What to do – Omit the images, then print each record below exactly as it reads.

Extracted records –
_____
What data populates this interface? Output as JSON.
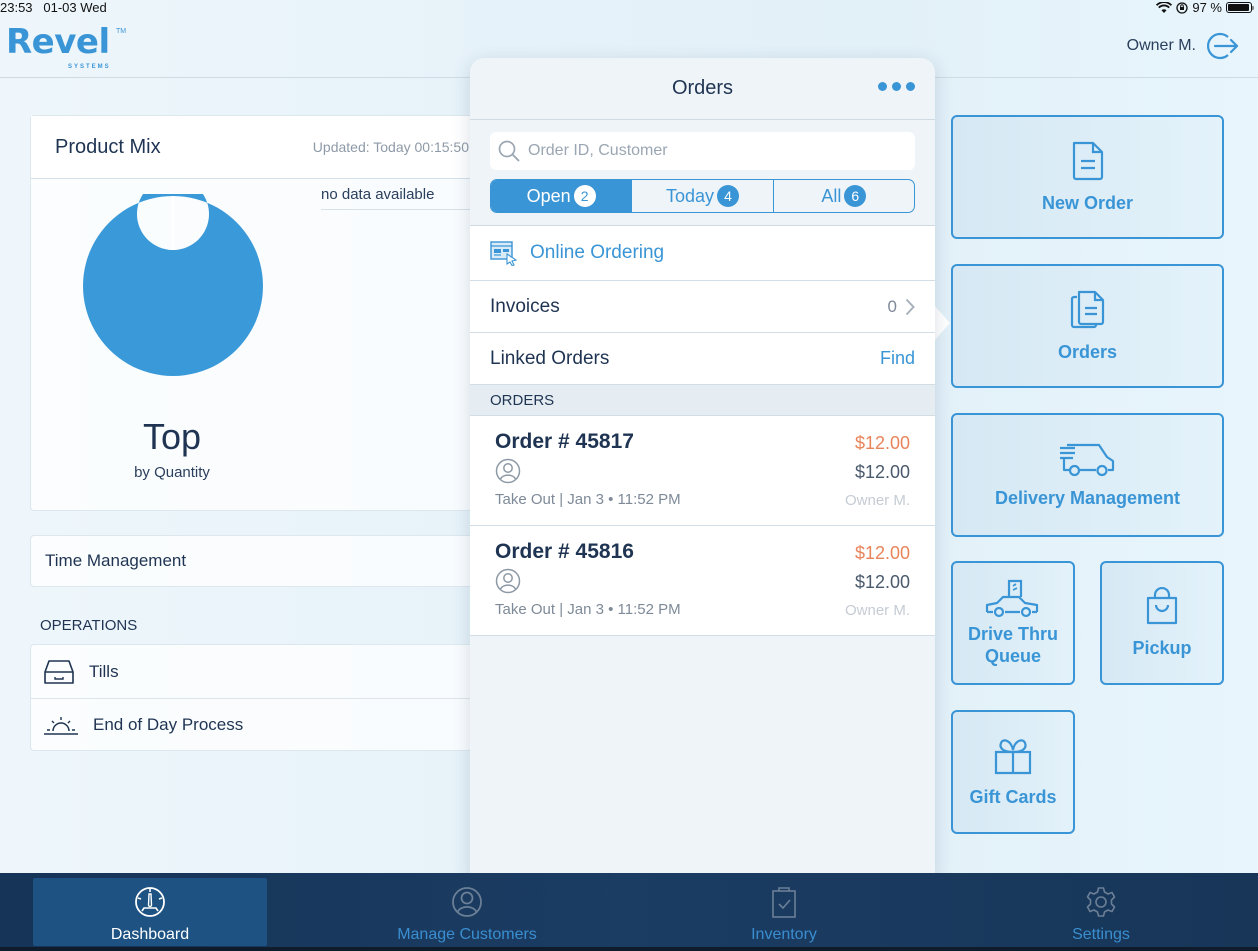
{
  "status_bar": {
    "time": "23:53",
    "date": "01-03 Wed",
    "battery": "97 %",
    "battery_level": 0.97,
    "icons": [
      "wifi-icon",
      "orientation-lock-icon",
      "battery-icon"
    ]
  },
  "header": {
    "logo_text": "Revel",
    "logo_tm": "TM",
    "logo_sub": "SYSTEMS",
    "user": "Owner M.",
    "logout_icon": "logout-icon"
  },
  "product_mix": {
    "title": "Product Mix",
    "updated": "Updated: Today 00:15:50",
    "no_data": "no data available",
    "top_label": "Top",
    "by_label": "by Quantity"
  },
  "chart_data": {
    "type": "pie",
    "title": "Product Mix",
    "subtitle": "Top by Quantity",
    "donut": true,
    "categories": [
      "(no data)"
    ],
    "values": [
      100
    ],
    "colors": [
      "#3a9ad9"
    ],
    "legend": "no data available"
  },
  "time_management": {
    "label": "Time Management"
  },
  "operations": {
    "header": "OPERATIONS",
    "items": [
      {
        "label": "Tills",
        "icon": "till-drawer-icon"
      },
      {
        "label": "End of Day Process",
        "icon": "sunset-icon"
      }
    ]
  },
  "orders_popover": {
    "title": "Orders",
    "more_icon": "more-dots-icon",
    "search_placeholder": "Order ID, Customer",
    "search_value": "",
    "segments": [
      {
        "label": "Open",
        "count": "2",
        "active": true
      },
      {
        "label": "Today",
        "count": "4",
        "active": false
      },
      {
        "label": "All",
        "count": "6",
        "active": false
      }
    ],
    "online_ordering": "Online Ordering",
    "invoices": {
      "label": "Invoices",
      "count": "0"
    },
    "linked_orders": {
      "label": "Linked Orders",
      "action": "Find"
    },
    "section_header": "ORDERS",
    "orders": [
      {
        "id": "Order # 45817",
        "due": "$12.00",
        "total": "$12.00",
        "meta": "Take Out | Jan 3 • 11:52 PM",
        "owner": "Owner M."
      },
      {
        "id": "Order # 45816",
        "due": "$12.00",
        "total": "$12.00",
        "meta": "Take Out | Jan 3 • 11:52 PM",
        "owner": "Owner M."
      }
    ]
  },
  "tiles": {
    "new_order": "New Order",
    "orders": "Orders",
    "delivery": "Delivery Management",
    "drive_thru_1": "Drive Thru",
    "drive_thru_2": "Queue",
    "pickup": "Pickup",
    "gift_cards": "Gift Cards"
  },
  "tabbar": {
    "items": [
      {
        "label": "Dashboard",
        "active": true
      },
      {
        "label": "Manage Customers",
        "active": false
      },
      {
        "label": "Inventory",
        "active": false
      },
      {
        "label": "Settings",
        "active": false
      }
    ]
  },
  "colors": {
    "accent": "#3a95d6",
    "due_amount": "#e8845a",
    "tabbar": "#1b3c63",
    "tab_active": "#1d5282"
  }
}
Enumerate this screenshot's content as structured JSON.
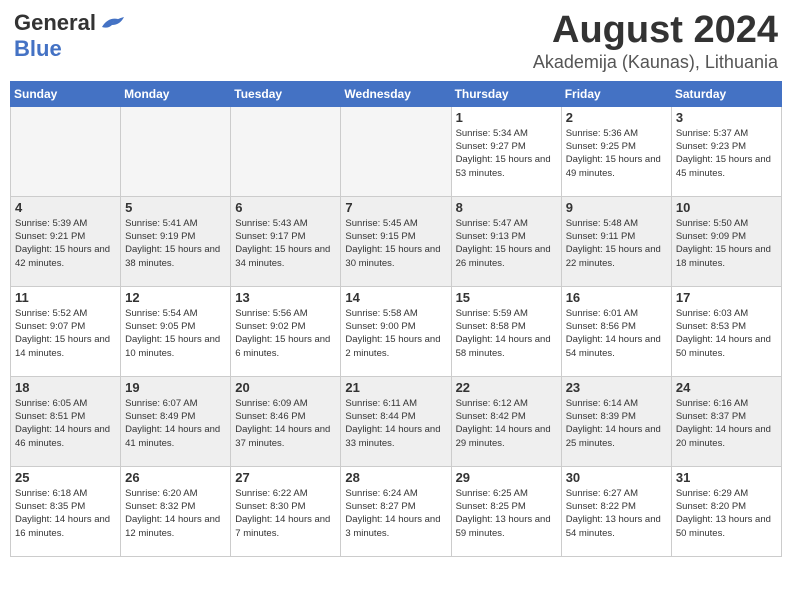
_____
Output of the task –
What data populates this interface? Output as JSON.
{
  "status_bar": {
    "time": "23:53",
    "date": "01-03 Wed",
    "battery": "97 %",
    "battery_level": 0.97,
    "icons": [
      "wifi-icon",
      "orientation-lock-icon",
      "battery-icon"
    ]
  },
  "header": {
    "logo_text": "Revel",
    "logo_tm": "TM",
    "logo_sub": "SYSTEMS",
    "user": "Owner M.",
    "logout_icon": "logout-icon"
  },
  "product_mix": {
    "title": "Product Mix",
    "updated": "Updated: Today 00:15:50",
    "no_data": "no data available",
    "top_label": "Top",
    "by_label": "by Quantity"
  },
  "chart_data": {
    "type": "pie",
    "title": "Product Mix",
    "subtitle": "Top by Quantity",
    "donut": true,
    "categories": [
      "(no data)"
    ],
    "values": [
      100
    ],
    "colors": [
      "#3a9ad9"
    ],
    "legend": "no data available"
  },
  "time_management": {
    "label": "Time Management"
  },
  "operations": {
    "header": "OPERATIONS",
    "items": [
      {
        "label": "Tills",
        "icon": "till-drawer-icon"
      },
      {
        "label": "End of Day Process",
        "icon": "sunset-icon"
      }
    ]
  },
  "orders_popover": {
    "title": "Orders",
    "more_icon": "more-dots-icon",
    "search_placeholder": "Order ID, Customer",
    "search_value": "",
    "segments": [
      {
        "label": "Open",
        "count": "2",
        "active": true
      },
      {
        "label": "Today",
        "count": "4",
        "active": false
      },
      {
        "label": "All",
        "count": "6",
        "active": false
      }
    ],
    "online_ordering": "Online Ordering",
    "invoices": {
      "label": "Invoices",
      "count": "0"
    },
    "linked_orders": {
      "label": "Linked Orders",
      "action": "Find"
    },
    "section_header": "ORDERS",
    "orders": [
      {
        "id": "Order # 45817",
        "due": "$12.00",
        "total": "$12.00",
        "meta": "Take Out | Jan 3 • 11:52 PM",
        "owner": "Owner M."
      },
      {
        "id": "Order # 45816",
        "due": "$12.00",
        "total": "$12.00",
        "meta": "Take Out | Jan 3 • 11:52 PM",
        "owner": "Owner M."
      }
    ]
  },
  "tiles": {
    "new_order": "New Order",
    "orders": "Orders",
    "delivery": "Delivery Management",
    "drive_thru_1": "Drive Thru",
    "drive_thru_2": "Queue",
    "pickup": "Pickup",
    "gift_cards": "Gift Cards"
  },
  "tabbar": {
    "items": [
      {
        "label": "Dashboard",
        "active": true
      },
      {
        "label": "Manage Customers",
        "active": false
      },
      {
        "label": "Inventory",
        "active": false
      },
      {
        "label": "Settings",
        "active": false
      }
    ]
  },
  "colors": {
    "accent": "#3a95d6",
    "due_amount": "#e8845a",
    "tabbar": "#1b3c63",
    "tab_active": "#1d5282"
  }
}
Enumerate this screenshot's content as structured JSON.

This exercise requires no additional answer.